The Gran Sport name has been used on several high-performance cars built by Buick since 1965. In the GM brands hierarchy, Buick was surpassed in luxury and comfort appointments only by Cadillac, which did not produce performance models. As a result, the Buick GS series were the most opulently equipped GM sport models of their era.
The 1965 Skylark Gran Sport was the intermediate Buick Skylark with the Gran Sport option added. Although a 300 in3 (4,916 cc) V8 was already offered in the Skylark, the Gran Sport had the largest engine permitted by GM - a 401 cu in (6,571 cc) Buick V8 (called a 400 by Buick because that was the maximum engine size allowed in intermediate body cars). This engine produced 325 hp (242 kW) and 445 lb·ft (603 Nm) and was known as the "nailhead" engine. Buick sold more than 15,000 Skylarks with the Gran Sport option that first year, and almost as many the next. It was renamed the GS 400 in 1967, and the Gran Sport became its own model in (about) that same year along with a new "400" engine quite different from the famously reliable but becoming-obsolete nailhead engine design that was first introduced in 1953. Sales fell somewhat in the face of increasingly higher-performance and more popular muscle cars from other marques when compared to those from the more stodgy and expensive Buick. Buick, however, stepped it up a notch when introducing the Stage 1 option in 1969. This limited production (less than 1,500 cars in 1969) version delivered 340 hp (253 kW) and 440 lb·ft (597 Nm).
The name Gran Sport replaced the GS moniker with the 1973 Gran Sport, and was again revived in the late eighties on the FWD Skylark model with various performance options added.
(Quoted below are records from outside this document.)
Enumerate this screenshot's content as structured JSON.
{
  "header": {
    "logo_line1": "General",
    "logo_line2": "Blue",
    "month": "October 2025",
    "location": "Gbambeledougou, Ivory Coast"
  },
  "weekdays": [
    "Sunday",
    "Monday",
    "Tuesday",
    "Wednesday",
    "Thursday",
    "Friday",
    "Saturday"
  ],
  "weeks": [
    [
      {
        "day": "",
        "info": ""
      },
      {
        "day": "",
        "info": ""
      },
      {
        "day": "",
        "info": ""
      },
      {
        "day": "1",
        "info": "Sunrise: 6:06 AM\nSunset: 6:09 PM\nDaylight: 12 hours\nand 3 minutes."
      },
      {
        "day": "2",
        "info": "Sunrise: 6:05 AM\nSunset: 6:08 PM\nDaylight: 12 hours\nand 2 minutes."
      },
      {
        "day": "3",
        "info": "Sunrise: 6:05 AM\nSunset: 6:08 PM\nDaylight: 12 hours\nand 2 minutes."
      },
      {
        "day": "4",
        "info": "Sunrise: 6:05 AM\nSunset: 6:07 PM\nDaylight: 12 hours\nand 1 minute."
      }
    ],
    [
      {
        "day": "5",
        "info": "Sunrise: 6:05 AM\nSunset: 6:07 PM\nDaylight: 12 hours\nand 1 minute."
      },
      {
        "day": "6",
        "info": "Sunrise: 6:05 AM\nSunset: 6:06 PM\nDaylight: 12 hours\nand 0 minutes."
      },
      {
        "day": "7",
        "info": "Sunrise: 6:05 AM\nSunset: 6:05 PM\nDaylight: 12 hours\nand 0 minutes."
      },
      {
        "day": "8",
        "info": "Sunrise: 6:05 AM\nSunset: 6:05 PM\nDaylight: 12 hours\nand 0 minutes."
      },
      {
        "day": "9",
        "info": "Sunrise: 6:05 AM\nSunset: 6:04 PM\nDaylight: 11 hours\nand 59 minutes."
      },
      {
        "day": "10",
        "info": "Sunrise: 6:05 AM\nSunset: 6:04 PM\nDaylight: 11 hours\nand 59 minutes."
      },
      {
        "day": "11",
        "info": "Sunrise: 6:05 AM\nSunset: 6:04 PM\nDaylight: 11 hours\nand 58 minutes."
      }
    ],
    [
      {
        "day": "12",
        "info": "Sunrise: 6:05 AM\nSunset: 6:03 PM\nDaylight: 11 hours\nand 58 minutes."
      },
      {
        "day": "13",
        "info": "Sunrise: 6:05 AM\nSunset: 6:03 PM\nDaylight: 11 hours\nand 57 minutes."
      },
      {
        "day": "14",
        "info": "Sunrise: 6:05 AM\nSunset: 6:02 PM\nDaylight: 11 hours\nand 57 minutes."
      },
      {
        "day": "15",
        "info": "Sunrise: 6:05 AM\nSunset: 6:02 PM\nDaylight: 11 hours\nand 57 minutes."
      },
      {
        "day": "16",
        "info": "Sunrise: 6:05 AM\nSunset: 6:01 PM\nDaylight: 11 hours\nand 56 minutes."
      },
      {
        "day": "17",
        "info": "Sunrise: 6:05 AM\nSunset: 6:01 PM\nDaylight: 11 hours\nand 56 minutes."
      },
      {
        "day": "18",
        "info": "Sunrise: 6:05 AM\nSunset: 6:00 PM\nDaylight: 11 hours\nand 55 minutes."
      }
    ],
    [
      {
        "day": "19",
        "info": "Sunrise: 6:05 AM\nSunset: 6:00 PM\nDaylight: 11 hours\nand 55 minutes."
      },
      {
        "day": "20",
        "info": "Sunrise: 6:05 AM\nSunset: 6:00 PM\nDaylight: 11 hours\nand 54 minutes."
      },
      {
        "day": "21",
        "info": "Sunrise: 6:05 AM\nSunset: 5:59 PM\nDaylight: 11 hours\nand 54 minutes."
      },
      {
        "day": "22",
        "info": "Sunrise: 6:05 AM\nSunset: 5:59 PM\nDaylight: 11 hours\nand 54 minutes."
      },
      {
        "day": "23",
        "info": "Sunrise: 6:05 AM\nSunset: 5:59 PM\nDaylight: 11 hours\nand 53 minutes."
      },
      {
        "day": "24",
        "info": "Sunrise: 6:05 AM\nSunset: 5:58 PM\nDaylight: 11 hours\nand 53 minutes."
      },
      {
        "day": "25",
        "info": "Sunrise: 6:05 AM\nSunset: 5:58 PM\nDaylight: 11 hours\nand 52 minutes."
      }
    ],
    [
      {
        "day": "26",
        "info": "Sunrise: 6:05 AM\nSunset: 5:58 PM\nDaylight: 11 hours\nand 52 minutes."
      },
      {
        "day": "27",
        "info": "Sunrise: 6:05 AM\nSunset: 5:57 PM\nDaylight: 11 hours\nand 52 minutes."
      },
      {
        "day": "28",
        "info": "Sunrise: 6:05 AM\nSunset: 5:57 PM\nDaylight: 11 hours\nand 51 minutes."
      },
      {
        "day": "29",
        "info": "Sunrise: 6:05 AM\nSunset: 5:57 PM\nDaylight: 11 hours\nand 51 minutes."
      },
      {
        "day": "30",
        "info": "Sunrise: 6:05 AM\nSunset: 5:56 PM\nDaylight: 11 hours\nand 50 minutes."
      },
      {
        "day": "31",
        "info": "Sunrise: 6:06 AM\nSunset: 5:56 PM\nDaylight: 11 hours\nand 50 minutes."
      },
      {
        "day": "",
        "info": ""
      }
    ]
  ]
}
The 400 was replaced for 1970 with the Buick 455 cu in (7.5 L) V8 engine, used in the GS 455. The base model was rated at 350 bhp (355 PS; 261 kW) and 510 lb⋅ft (691 N⋅m; 71 kg⋅m) at 2800 rpm of torque. In the optional Stage 1 trim equipped with a single 4-barrel Rochester Quadrajet carburetor was rated at 360 bhp (365 PS; 268 kW) SAE gross at 4600 rpm and 510 lb⋅ft (691 N⋅m; 71 kg⋅m) at 2800 rpm of torque. As with all American engines produced prior to the 1972 model year, these were SAE gross ratings, which are generally significantly higher than SAE net ratings and are not indicative of what actual production engines produce in their "as installed" condition (with all engine accessories and full exhaust system in place). The fastest magazine test results from this period were obtained by MOTOR TREND Magazine, which managed to extract a 13.38 ET @ 105.5 MPH from their 3,810 pound GS Stage 1 coupe test car. Using Hale's Trap Speed formula, this result indicated actual "as installed" peak HP of approximately 360 SAE Net (ironically the same as its advertised Gross Figure, meaning this engine was very conservatively rated for that time period).